Will FHA Changes Affect You?
FHA loans are one of the most popular loans home buyers obtain. They are mortgage home loans insured by the Federal Housing Association that are popular with first-time homebuyers because they make buying a home easier, or possible, thanks to less rigid borrower requirements.
Two Changes For Buyers
- The first change takes place on April 1st. It may not seem like that big of deal for most homebuyers, but the FHA will increase its mortgage insurance premiums by 0.1 percentage points, for all new loans. While that doesn’t seem to make a huge difference for your payment, the 2nd change that takes place June1st will.
- One June 1, 2013, the FHA will no longer cancel FHA Mortgage Insurance Premium (MIP) once an insured mortgage reaches 78% loan-to-value (LTV). Instead, FHA mortgage insurance will last for the loan’s full lifetime (which can be up to 30 years). The agency is making this change because roughly 12 percent of all FHA default claims occur on loans for which homeowners no longer pay MIP; and because home values are known to rise and fall. By collecting FHA MIP for the full 30 years of a loan, the agency can minimize future loss and more quickly recapitalize its reserve fund.
Below is an example with a purchase price of $175,000 with 3.5% down payment at 4% mortgage rate on 30 year term.
(Currently, when the unpaid balance reaches 78% LTV of original purchase, the MIP on FHA loans can be released after five years.)
The FHA’s mortgage insurance changes don’t apply to mortgages closed prior to the April 1st and June 1st deadlines.

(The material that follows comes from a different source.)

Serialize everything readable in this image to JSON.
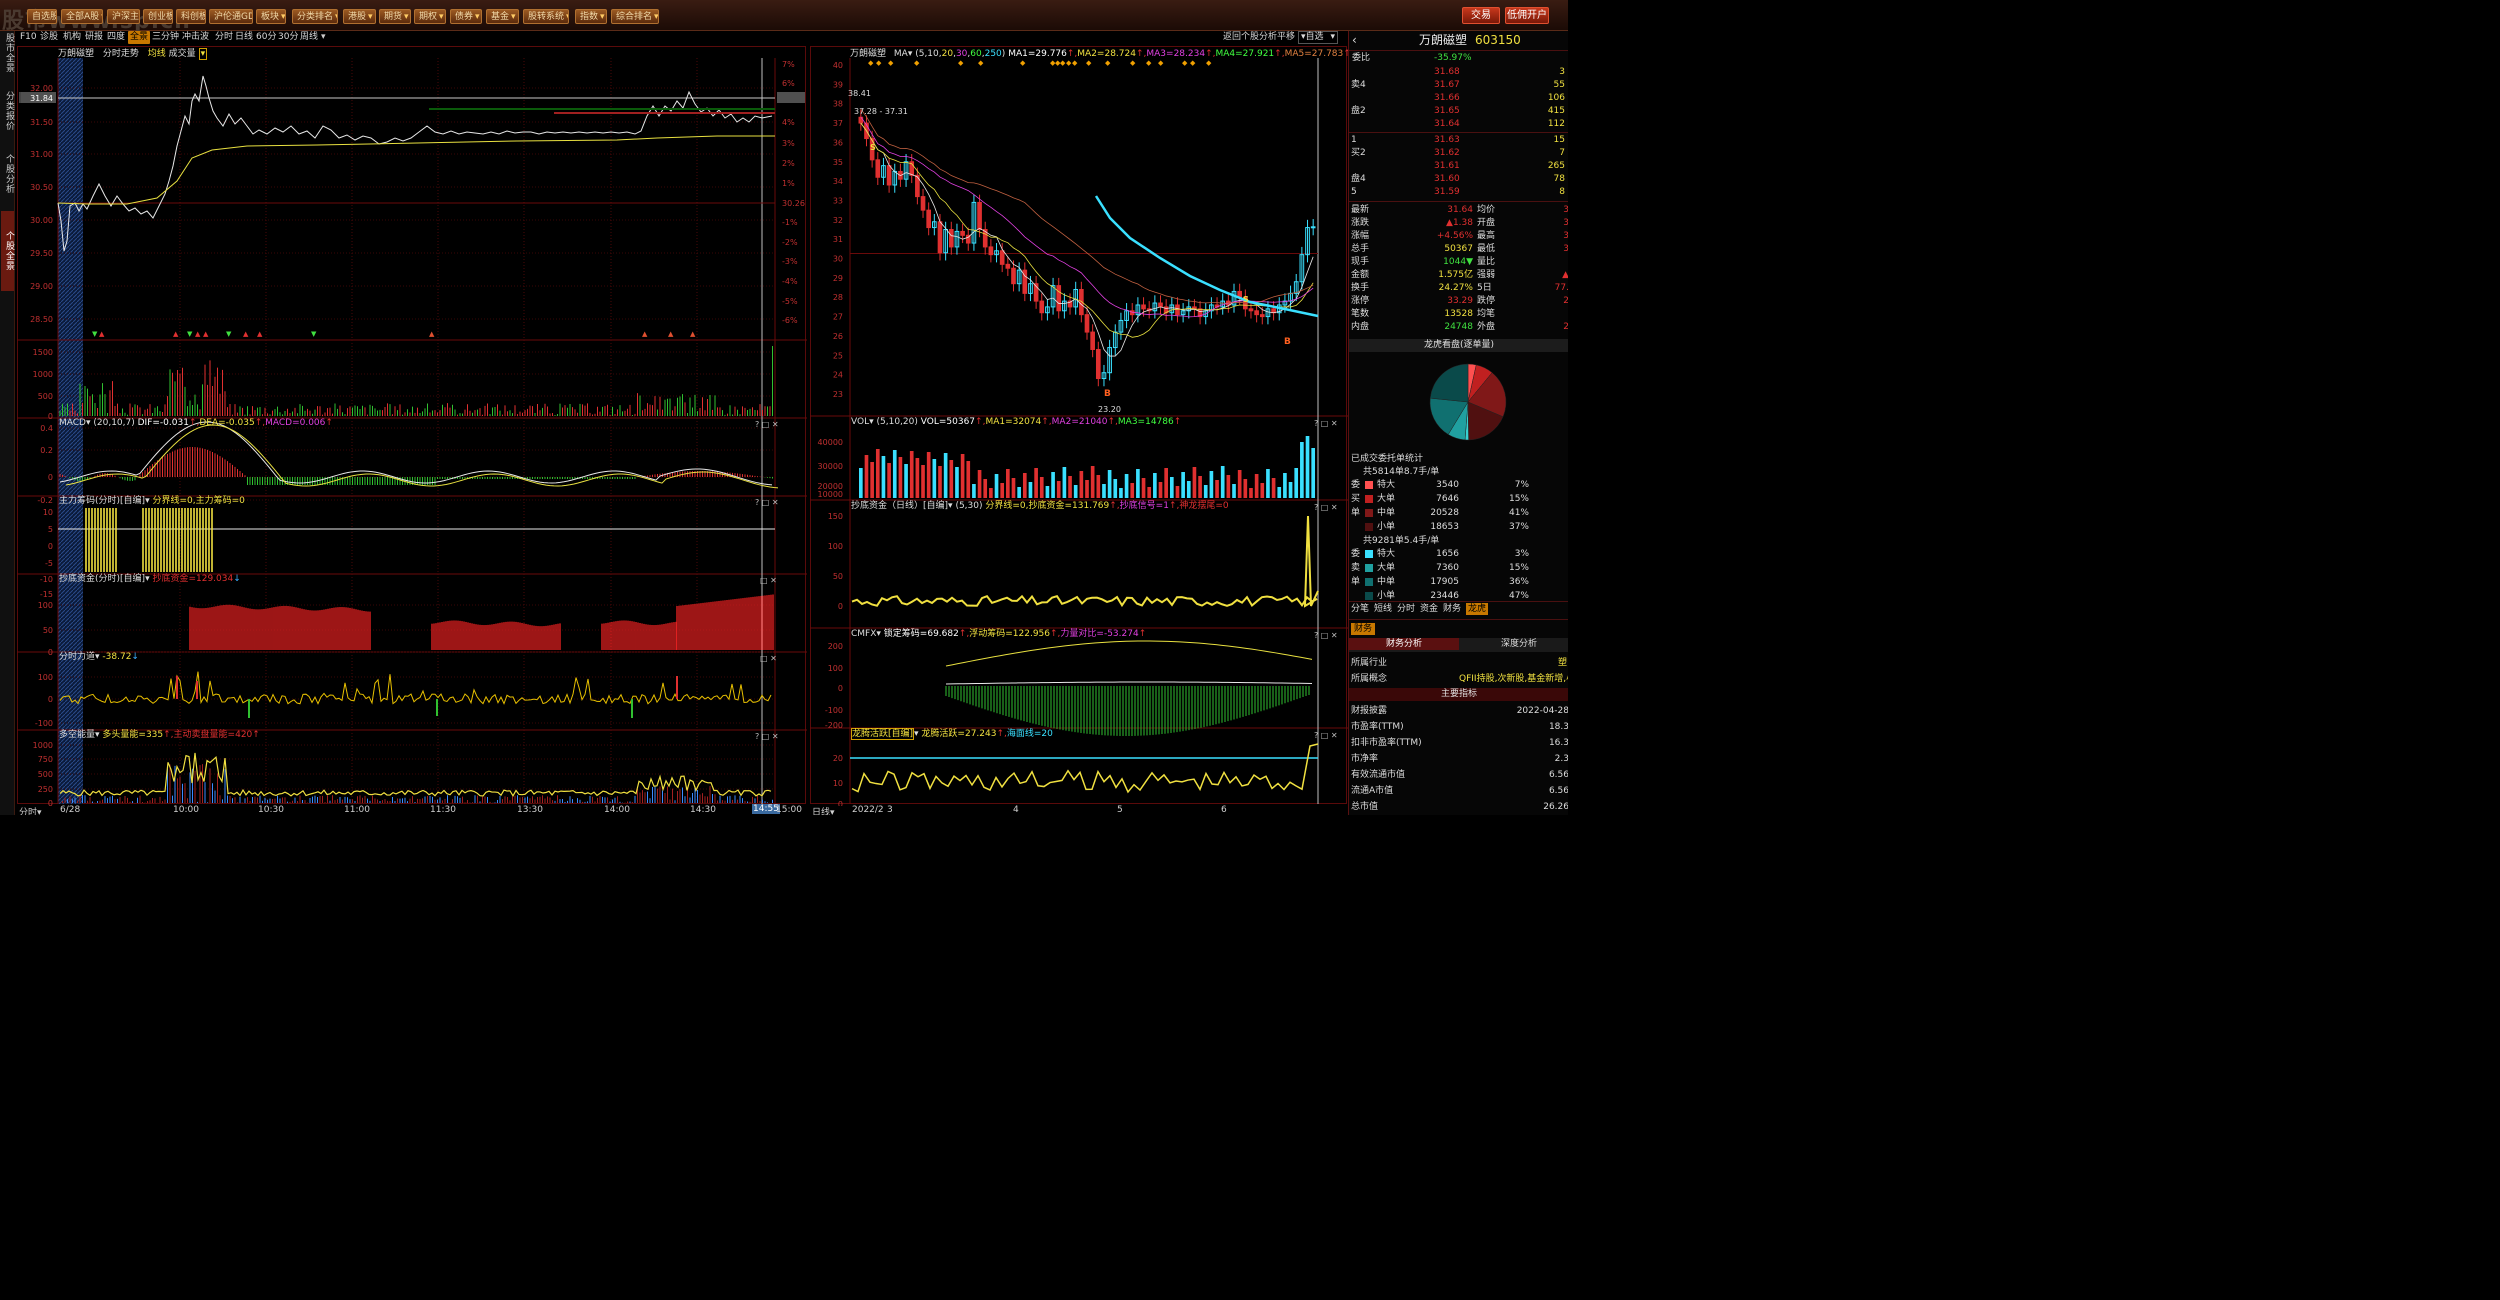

Therefore, if you’ve been considering an FHA mortgage for your next home purchase, or a refinance via the FHA Streamline Refinance program, don’t delay. The longer you wait, the more you will pay in mortgage insurance.